● **Material for the task**
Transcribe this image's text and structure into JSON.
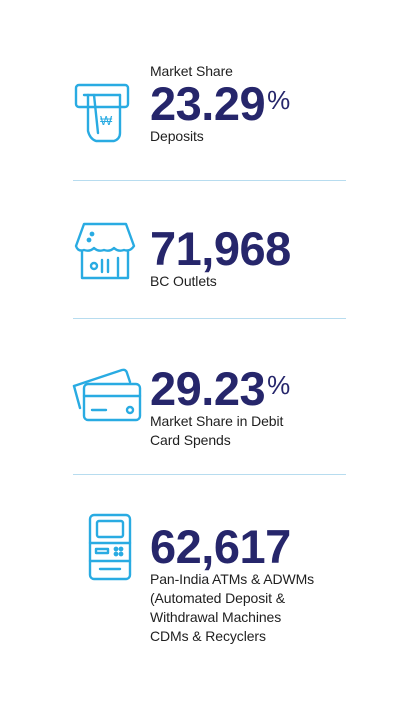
{
  "colors": {
    "accent": "#26266b",
    "icon": "#29abe2",
    "divider": "#b7dcef"
  },
  "stats": [
    {
      "icon": "atm-cash-withdrawal-icon",
      "pre_label": "Market Share",
      "value": "23.29",
      "unit": "%",
      "label": "Deposits"
    },
    {
      "icon": "shop-outlet-icon",
      "value": "71,968",
      "label": "BC Outlets"
    },
    {
      "icon": "cards-icon",
      "value": "29.23",
      "unit": "%",
      "label_lines": [
        "Market Share in Debit",
        "Card Spends"
      ]
    },
    {
      "icon": "atm-machine-icon",
      "value": "62,617",
      "label_lines": [
        "Pan-India ATMs & ADWMs",
        "(Automated Deposit &",
        "Withdrawal Machines",
        "CDMs & Recyclers"
      ]
    }
  ]
}
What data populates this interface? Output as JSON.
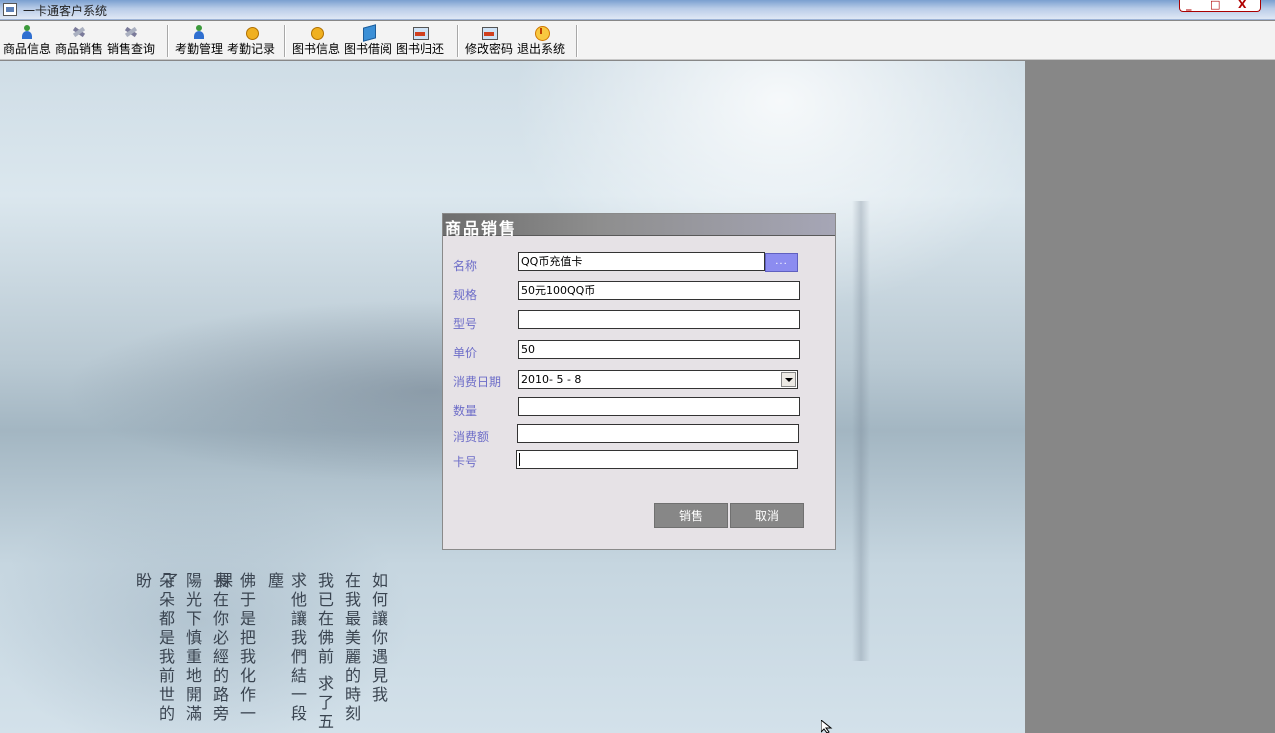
{
  "window": {
    "title": "一卡通客户系统",
    "controls": {
      "minimize": "_",
      "maximize": "□",
      "close": "X"
    }
  },
  "toolbar": {
    "groups": [
      [
        {
          "label": "商品信息",
          "icon": "person-icon"
        },
        {
          "label": "商品销售",
          "icon": "tools-icon"
        },
        {
          "label": "销售查询",
          "icon": "tools-icon"
        }
      ],
      [
        {
          "label": "考勤管理",
          "icon": "person-icon"
        },
        {
          "label": "考勤记录",
          "icon": "coin-icon"
        }
      ],
      [
        {
          "label": "图书信息",
          "icon": "coin-icon"
        },
        {
          "label": "图书借阅",
          "icon": "book-icon"
        },
        {
          "label": "图书归还",
          "icon": "picture-icon"
        }
      ],
      [
        {
          "label": "修改密码",
          "icon": "picture-icon"
        },
        {
          "label": "退出系统",
          "icon": "power-icon"
        }
      ]
    ]
  },
  "dialog": {
    "title": "商品销售",
    "fields": {
      "name": {
        "label": "名称",
        "value": "QQ币充值卡"
      },
      "spec": {
        "label": "规格",
        "value": "50元100QQ币"
      },
      "model": {
        "label": "型号",
        "value": ""
      },
      "price": {
        "label": "单价",
        "value": "50"
      },
      "date": {
        "label": "消费日期",
        "value": "2010- 5 - 8"
      },
      "quantity": {
        "label": "数量",
        "value": ""
      },
      "amount": {
        "label": "消费额",
        "value": ""
      },
      "card": {
        "label": "卡号",
        "value": ""
      }
    },
    "browse_label": "...",
    "sell_label": "销售",
    "cancel_label": "取消"
  },
  "background_poem": {
    "columns": [
      "如何讓你遇見我",
      "在我最美麗的時刻",
      "我已在佛前 求了五",
      "求他讓我們結一段塵",
      "",
      "佛于是把我化作一棵",
      "長在你必經的路旁",
      "陽光下慎重地開滿了",
      "朵朵都是我前世的盼"
    ]
  },
  "colors": {
    "dialog_bg": "#e6e2e6",
    "label_color": "#6d6dc8",
    "button_bg": "#878787",
    "browse_bg": "#8c8cf0"
  }
}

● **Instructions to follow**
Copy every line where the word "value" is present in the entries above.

● **Output of the task**
      "value": "23.29",
      "value": "71,968",
      "value": "29.23",
      "value": "62,617",
        "value": "QQ币充值卡"
        "value": "50元100QQ币"
        "value": ""
        "value": "50"
        "value": "2010- 5 - 8"
        "value": ""
        "value": ""
        "value": ""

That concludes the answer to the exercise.